Manure pile taught lessons [UPDATED]Published 9:51am Wednesday, August 29, 2012 Updated 11:55am Wednesday, August 29, 2012
Lately, I’ve been thinking about the manure pile that formed every winter north of the barn when I was growing up.
One of the more unlikable chores that my brother and I had to do while we were growing up on the farm was shovel the gutter behind the milking cows every day. Dad milked about a dozen cows, so the gutter behind those cows was probably about fifty feet long, more or less. Fifty feet of cow poop. And pee. Push. Lift and carry. Four-tined fork, leave the liquid behind. Gutter-width shovel, heavy when full.
Choices. I’m thinking that we learned a lot about choices while we were shoveling that gutter. Remember, we weren’t very old when we started doing this, maybe around the age of ten or so. We weren’t very strong. “Pushing is easier on you than carrying,” I remember dad saying. Choices. I learned a lot about life from cleaning that gutter. There are lots of things that people don’t like to do, but even so, they’re usually better than shoveling manure. Quit complaining.
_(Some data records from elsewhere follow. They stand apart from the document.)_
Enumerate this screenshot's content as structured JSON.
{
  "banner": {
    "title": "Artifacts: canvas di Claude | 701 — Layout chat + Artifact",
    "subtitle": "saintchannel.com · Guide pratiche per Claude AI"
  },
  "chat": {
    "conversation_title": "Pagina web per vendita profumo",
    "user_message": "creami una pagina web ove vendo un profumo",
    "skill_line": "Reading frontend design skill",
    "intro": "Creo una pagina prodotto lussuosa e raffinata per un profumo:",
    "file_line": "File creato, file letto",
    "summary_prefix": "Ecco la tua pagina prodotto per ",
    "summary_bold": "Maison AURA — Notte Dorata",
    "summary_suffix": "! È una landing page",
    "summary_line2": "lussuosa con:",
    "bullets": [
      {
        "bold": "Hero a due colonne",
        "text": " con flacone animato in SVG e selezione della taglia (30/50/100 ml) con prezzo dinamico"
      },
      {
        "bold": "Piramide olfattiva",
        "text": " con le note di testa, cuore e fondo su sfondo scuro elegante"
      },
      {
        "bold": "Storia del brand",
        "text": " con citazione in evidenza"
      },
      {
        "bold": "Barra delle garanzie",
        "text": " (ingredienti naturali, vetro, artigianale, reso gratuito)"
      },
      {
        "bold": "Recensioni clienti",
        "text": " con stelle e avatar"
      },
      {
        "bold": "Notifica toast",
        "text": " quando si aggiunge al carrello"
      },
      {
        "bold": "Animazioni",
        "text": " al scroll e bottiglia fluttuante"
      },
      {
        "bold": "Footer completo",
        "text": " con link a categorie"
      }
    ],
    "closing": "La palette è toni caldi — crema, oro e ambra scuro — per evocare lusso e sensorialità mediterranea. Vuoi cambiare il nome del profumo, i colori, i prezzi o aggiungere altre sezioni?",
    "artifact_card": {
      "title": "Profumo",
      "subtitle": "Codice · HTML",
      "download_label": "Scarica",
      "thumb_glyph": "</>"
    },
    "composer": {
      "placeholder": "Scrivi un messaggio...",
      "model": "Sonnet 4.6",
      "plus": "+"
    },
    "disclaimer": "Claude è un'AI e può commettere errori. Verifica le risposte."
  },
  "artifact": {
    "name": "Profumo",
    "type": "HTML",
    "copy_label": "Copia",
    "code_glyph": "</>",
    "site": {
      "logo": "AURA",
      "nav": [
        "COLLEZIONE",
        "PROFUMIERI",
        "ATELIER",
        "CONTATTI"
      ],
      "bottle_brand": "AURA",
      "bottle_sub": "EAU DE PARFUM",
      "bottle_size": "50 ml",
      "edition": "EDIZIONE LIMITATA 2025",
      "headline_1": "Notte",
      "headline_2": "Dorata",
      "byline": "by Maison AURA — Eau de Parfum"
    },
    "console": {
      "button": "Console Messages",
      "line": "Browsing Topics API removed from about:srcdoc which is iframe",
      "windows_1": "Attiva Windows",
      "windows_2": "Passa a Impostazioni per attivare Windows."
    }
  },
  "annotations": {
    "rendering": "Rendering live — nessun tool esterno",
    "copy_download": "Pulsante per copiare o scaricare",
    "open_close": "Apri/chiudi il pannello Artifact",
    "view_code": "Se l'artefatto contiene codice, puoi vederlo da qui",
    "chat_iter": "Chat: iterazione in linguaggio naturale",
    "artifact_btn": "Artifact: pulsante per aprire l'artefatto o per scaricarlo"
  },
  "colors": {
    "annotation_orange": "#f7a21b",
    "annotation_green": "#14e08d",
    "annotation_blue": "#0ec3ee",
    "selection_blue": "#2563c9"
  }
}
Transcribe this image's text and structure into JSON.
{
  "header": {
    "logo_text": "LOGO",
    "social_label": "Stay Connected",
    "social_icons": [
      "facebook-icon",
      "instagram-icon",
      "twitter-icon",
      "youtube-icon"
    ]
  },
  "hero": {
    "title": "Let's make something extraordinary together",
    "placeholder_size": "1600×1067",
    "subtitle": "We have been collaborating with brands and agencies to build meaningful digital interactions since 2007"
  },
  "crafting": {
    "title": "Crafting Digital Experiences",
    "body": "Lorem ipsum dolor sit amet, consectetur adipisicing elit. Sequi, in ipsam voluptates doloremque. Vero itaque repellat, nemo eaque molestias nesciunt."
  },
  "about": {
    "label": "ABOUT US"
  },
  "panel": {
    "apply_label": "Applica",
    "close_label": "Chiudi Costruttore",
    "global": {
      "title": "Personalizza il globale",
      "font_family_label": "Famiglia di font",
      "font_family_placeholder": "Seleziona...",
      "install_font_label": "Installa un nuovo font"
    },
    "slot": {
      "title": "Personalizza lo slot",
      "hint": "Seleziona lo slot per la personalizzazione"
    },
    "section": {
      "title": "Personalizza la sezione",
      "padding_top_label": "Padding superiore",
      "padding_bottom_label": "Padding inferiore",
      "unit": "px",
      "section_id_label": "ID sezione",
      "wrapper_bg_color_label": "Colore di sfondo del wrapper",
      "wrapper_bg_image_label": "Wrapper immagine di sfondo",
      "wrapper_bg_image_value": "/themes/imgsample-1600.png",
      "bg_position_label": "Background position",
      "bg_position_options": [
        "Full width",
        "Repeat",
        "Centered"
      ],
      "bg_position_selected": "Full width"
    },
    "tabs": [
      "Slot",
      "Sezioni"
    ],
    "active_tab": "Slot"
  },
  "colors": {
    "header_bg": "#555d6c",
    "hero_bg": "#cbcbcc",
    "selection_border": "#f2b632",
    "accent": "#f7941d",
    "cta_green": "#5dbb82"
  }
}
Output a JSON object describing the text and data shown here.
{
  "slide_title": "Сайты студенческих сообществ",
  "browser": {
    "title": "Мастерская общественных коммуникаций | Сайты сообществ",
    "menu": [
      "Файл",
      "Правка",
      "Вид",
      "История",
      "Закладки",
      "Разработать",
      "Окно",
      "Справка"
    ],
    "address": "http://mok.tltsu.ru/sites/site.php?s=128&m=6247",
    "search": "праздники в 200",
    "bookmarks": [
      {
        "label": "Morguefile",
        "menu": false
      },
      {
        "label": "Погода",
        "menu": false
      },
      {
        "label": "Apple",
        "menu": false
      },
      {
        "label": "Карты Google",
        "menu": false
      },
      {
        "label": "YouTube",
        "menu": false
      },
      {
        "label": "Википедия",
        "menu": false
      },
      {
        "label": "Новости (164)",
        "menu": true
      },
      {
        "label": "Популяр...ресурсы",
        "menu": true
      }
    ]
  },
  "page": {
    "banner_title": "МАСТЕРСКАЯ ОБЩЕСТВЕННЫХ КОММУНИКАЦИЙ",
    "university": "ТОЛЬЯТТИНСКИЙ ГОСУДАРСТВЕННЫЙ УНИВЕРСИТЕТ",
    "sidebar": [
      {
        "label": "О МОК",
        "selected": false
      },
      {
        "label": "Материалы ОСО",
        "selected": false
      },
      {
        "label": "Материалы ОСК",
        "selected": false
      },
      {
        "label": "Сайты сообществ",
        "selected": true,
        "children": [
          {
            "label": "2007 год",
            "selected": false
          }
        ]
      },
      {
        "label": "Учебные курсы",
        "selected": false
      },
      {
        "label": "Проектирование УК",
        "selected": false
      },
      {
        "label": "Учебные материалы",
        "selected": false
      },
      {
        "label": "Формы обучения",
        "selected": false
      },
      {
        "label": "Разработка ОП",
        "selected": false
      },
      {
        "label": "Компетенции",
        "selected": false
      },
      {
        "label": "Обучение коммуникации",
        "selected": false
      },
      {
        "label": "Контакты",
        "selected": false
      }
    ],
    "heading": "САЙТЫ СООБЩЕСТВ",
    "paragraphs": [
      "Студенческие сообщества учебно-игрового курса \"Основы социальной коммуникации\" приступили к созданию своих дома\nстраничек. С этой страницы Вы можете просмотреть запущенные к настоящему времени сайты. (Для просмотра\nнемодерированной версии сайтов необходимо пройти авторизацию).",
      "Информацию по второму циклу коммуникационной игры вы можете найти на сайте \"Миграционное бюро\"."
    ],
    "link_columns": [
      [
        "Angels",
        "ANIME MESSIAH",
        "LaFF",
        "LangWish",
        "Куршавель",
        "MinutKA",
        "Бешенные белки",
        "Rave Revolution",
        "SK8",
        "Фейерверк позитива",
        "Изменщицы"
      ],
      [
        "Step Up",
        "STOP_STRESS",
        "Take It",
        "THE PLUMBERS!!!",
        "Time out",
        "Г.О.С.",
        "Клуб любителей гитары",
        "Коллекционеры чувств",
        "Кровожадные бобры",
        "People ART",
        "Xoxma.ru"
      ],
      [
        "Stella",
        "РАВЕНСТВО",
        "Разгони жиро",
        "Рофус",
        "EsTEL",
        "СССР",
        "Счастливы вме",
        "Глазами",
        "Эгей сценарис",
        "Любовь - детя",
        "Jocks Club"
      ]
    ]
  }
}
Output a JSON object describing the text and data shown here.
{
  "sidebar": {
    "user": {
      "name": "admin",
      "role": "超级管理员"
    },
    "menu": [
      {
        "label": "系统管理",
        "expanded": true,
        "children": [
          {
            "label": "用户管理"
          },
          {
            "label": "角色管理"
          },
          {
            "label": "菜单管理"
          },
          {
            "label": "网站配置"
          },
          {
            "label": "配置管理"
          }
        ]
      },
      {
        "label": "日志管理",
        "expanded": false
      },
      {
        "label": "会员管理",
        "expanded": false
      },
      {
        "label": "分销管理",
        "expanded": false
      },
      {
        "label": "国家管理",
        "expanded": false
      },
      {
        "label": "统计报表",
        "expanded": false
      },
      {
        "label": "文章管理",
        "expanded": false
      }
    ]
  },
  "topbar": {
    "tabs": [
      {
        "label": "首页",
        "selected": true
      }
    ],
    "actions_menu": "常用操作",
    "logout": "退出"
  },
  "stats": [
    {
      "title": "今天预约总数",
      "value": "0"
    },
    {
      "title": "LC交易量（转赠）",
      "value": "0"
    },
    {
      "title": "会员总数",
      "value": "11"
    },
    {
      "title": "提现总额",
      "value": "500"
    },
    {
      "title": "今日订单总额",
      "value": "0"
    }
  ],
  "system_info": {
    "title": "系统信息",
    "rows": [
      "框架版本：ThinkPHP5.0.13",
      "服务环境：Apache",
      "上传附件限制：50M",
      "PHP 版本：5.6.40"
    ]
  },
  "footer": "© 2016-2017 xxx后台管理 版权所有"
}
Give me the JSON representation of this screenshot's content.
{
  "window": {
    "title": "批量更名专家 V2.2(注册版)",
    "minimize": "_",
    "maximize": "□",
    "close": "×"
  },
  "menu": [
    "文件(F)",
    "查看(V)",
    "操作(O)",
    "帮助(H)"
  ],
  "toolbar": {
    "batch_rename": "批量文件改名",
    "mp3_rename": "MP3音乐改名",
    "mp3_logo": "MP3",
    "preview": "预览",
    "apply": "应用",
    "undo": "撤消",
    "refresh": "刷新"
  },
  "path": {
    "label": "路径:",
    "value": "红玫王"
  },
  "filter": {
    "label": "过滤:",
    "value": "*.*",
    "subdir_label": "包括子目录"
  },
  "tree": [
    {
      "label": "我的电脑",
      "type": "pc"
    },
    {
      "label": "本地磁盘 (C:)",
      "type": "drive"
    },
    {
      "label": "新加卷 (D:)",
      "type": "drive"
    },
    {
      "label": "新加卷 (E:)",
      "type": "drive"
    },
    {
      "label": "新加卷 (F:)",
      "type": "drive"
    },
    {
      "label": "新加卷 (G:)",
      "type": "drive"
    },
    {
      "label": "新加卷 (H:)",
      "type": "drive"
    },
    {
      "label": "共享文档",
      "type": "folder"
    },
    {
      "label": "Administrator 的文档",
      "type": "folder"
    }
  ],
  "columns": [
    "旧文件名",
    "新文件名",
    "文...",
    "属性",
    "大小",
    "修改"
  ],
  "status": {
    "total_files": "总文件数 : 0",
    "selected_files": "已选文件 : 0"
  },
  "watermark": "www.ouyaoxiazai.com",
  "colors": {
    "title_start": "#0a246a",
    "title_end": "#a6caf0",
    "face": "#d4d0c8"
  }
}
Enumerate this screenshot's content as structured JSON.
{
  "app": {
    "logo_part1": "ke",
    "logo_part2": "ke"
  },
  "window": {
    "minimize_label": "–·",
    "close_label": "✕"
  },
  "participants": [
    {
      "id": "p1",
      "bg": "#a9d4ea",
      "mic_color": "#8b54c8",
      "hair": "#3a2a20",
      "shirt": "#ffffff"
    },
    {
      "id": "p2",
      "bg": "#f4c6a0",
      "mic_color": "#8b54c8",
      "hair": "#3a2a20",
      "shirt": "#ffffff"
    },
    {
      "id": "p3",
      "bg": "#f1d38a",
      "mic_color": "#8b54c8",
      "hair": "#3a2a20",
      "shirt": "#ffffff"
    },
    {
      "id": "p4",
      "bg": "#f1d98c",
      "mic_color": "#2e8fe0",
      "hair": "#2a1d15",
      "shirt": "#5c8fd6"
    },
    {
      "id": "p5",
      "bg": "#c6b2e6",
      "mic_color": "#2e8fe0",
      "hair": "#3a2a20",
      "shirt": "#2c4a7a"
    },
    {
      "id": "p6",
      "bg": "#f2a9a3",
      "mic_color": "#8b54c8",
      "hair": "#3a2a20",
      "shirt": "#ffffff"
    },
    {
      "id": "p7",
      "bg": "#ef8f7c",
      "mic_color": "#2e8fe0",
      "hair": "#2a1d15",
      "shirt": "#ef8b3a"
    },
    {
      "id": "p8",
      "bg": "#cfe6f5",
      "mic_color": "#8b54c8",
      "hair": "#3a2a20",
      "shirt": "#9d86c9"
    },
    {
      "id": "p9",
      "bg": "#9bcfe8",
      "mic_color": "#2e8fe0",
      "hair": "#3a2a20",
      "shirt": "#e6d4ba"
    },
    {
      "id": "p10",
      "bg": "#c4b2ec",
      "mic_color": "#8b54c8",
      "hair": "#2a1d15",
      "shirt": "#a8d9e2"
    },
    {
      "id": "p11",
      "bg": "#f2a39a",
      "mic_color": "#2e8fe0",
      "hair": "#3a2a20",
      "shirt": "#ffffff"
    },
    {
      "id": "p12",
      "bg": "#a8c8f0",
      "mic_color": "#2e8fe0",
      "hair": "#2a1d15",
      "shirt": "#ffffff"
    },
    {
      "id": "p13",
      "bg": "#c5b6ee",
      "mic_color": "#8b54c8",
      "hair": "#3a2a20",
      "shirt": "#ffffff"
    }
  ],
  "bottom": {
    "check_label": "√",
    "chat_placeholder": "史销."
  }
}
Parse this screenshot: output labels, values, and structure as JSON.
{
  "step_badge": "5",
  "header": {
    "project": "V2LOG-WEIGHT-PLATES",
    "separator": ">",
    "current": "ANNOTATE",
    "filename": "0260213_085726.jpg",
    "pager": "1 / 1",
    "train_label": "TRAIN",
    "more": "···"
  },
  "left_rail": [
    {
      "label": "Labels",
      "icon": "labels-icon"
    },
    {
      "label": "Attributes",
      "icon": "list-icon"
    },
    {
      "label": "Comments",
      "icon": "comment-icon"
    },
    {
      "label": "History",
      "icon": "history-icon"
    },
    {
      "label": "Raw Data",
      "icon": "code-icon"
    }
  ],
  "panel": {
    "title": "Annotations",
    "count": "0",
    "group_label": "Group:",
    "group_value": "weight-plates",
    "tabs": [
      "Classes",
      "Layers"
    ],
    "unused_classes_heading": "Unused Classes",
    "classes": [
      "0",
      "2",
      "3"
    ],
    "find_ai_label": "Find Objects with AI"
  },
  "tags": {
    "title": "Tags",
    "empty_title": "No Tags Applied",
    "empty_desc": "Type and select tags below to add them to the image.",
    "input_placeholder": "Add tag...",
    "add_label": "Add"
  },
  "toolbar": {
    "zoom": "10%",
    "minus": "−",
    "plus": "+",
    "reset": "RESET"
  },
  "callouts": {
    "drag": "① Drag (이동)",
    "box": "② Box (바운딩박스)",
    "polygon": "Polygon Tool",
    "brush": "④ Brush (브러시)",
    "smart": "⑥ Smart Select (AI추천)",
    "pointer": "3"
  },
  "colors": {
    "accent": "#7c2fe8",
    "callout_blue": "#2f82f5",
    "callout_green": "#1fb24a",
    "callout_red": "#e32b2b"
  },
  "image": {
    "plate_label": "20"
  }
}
The manure pile only got bigger in the winter. In the summer, we threw manure into the spreader, which spread it on a field somewhere. But in the winter, it froze the spreader up, so no deal. Then, we shoveled it out that north door at the end of the gutter, and piled it up outside.
Life. The manure pile. If you didn’t throw the manure far enough out, pretty soon, it built up and got so wide and tall you had to really pitch to get it over the top. Not good. That’s kind of what problems you don’t solve do, isn’t it. Build up on you. You can learn a lot about thinking ahead from a froze-up-come-February manure pile.
At the time, neither my brother nor I really appreciated the life lessons the manure pile was teaching us. A lot of the time, the two of us were both cleaning the gutter. Invariably, one would be returning for another fork or shovel full, while one would be delivering a fork or shovel full. Oooops. Sorry. Didn’t mean to brush you with that shovel full of cow poop. (We definitely wore chore clothes, which we changed for school. For obvious reasons.)
Then the brushee, on his way with a load, would return the favor to the first brush-er. Maybe with just a bit more liquid, to get the point across. Soon, this escalated into a full-fledged manure war, and once or twice, I remember us stood off at about ten feet, enthusiastically flinging manure at one another. That was escalation, perfectly defined.
That’s how I knew, when the U.S. Army sent me to Vietnam, that we weren’t going to win. I already knew about stuff like détente, the arms race, and ground wars that escalated out of control in South-East Asia. More people should have had a manure pile.
Détente, you ask? How did I learn about that? When we showed up at the house, cow manure from head to toe, and ma saw us and our clothes? That was détente. We were much more chastened by her than anyone else. I think dad saw the aftermath of one of these manure fights, and figured we were learning about life, and just grunted and went somewhere else. (Far from ma. He’d already learned some lessons.)
But ma? Uh uh. See, cleaning the gutter was pretty unlikable, but doing laundry? Nope. No way. We rated that way less attractive as a choice. We cleaned up our act. Mostly. There were little skirmishes along the way, which we learned to ignore. If you wanted someone to help with a distasteful chore, you had to put up with minor stuff from that person. Another lesson.
One more thing about the winter manure pile. Cats died. Chickens. Pigs, big and small. Calves. Other assorted and sundry creatures. Dad would say: “Throw it on the manure pile.” Come spring, it would be mostly unrecognizable.
Throw it on the manure pile. Ashes to ashes, dust to dust. Get used to it, is what one did growing up on the farm. Death was all around. Still is, I guess.
I’m older now. I still think about the things I learned from that manure pile.